4. Give key words, key sentences – displays in class, homework, glossaries. Words, words, words! Give them what you want them to use. Quantify it. ‘I want a 3-5 word sentence that uses 2 new key words.’ Show an example. The clearer your language and context, the faster they learn it.
5. Compare multiple meanings of subject language, example cell in ICT or Biology, basin in Geography or Food Tech, source in History or Geography, reaction in Drama or Chemistry. Draw pupil attention to the various meanings in different contexts.
6. Structure spoken work that supports students at different levels. Give spoken sentence starters as well as written. “When you answer, you must start with ‘However, I disagree because…’ “
7. Model language – scaffold written tasks. Give sentence starters, paragraph topics and paragraph starters, the structure of a story or argument, opening and closing sentences. Let them use those until they are competent enough to come up with their own or at least to edit yours.
8. Clarity of instructions – layout, size of font, colour, logic of questions, numbering, modelling sheets to show what the class has to do. Layouts should be very clear with space or outlines to delineate each element. Only use two types of font in a document. If you highlight, bold, underline and italic, they will have no idea what to look at first! Keep it simple.
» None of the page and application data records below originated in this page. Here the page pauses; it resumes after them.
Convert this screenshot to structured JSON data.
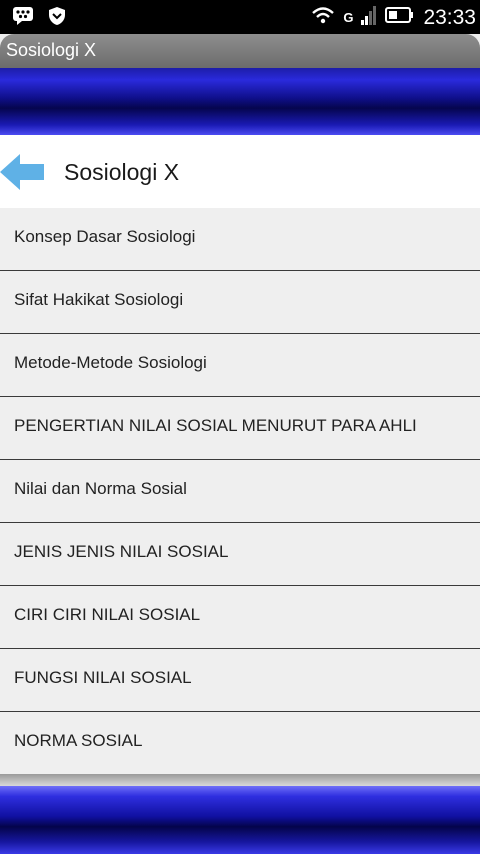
{
  "status_bar": {
    "time": "23:33",
    "network_label": "G",
    "icons": [
      "bbm-icon",
      "shield-icon",
      "wifi-icon",
      "signal-icon",
      "battery-icon"
    ]
  },
  "app_bar": {
    "title": "Sosiologi X"
  },
  "header": {
    "title": "Sosiologi X",
    "back_icon": "back-arrow-icon"
  },
  "menu": {
    "items": [
      {
        "label": "Konsep Dasar Sosiologi"
      },
      {
        "label": "Sifat Hakikat Sosiologi"
      },
      {
        "label": "Metode-Metode Sosiologi"
      },
      {
        "label": "PENGERTIAN NILAI SOSIAL MENURUT PARA AHLI"
      },
      {
        "label": "Nilai dan Norma Sosial"
      },
      {
        "label": "JENIS JENIS NILAI SOSIAL"
      },
      {
        "label": "CIRI CIRI NILAI SOSIAL"
      },
      {
        "label": "FUNGSI NILAI SOSIAL"
      },
      {
        "label": "NORMA SOSIAL"
      }
    ]
  },
  "colors": {
    "banner_blue": "#1a1ab4",
    "back_arrow": "#5fb1e6",
    "list_bg": "#efefef",
    "divider": "#3a3a3a"
  }
}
9. Concept checking – show a picture rather than explain. If they don’t understand English, how will they understand more words? Also, a picture will enable them to pull from their previous learning or life experience, giving you a foundation to build language upon.
10. Older learners still need support, even at GCSE Grade 3. Once they sound fluent, don’t assume that they no longer need support, particularly with higher-level written tasks or polishing of their oral English when doing presentations.
11. Practically involve the bilingual beginner in classroom activity in their silent period e.g. communicating, repeating learnt phrases relevant to subject, giving out or collecting books or sheets, buddying up with appropriate students. Don’t leave them out, just because they can’t speak yet.
12. Produce or find appropriate texts – Be aware of the level of language difficulty for a bilingual: grammatical (passive, long sentences, relative clauses), subject or experiential (cultural) assumed knowledge are barriers. Children’s books with child slang will not be appropriate. Give simple non-fiction instead.
13. Provide strategies for bilinguals to approach texts – sequencing, gap filling, true or false, headlines, colour-coding — anything that helps them separate out information-carrying words from the grammar that directs those words.
14. Reinforce concepts and words over a period of time – bilingual students will miss some of the facts and concepts the first time around.
15. Using audio and film – provide lessons and materials for students to go over again on their own e.g. make PowerPoint lessons available online in a student shared area or on-line education platform like Edmodo.
16. Use Google Images or Google Translate to give an idea of the thing, process, concept being taught: concept first, then language. Always find as many pictures of the topic or items mentioned in the story so the students can work on acquiring the flow of English. Otherwise they will get stuck on the noun they don’t know and miss everything else!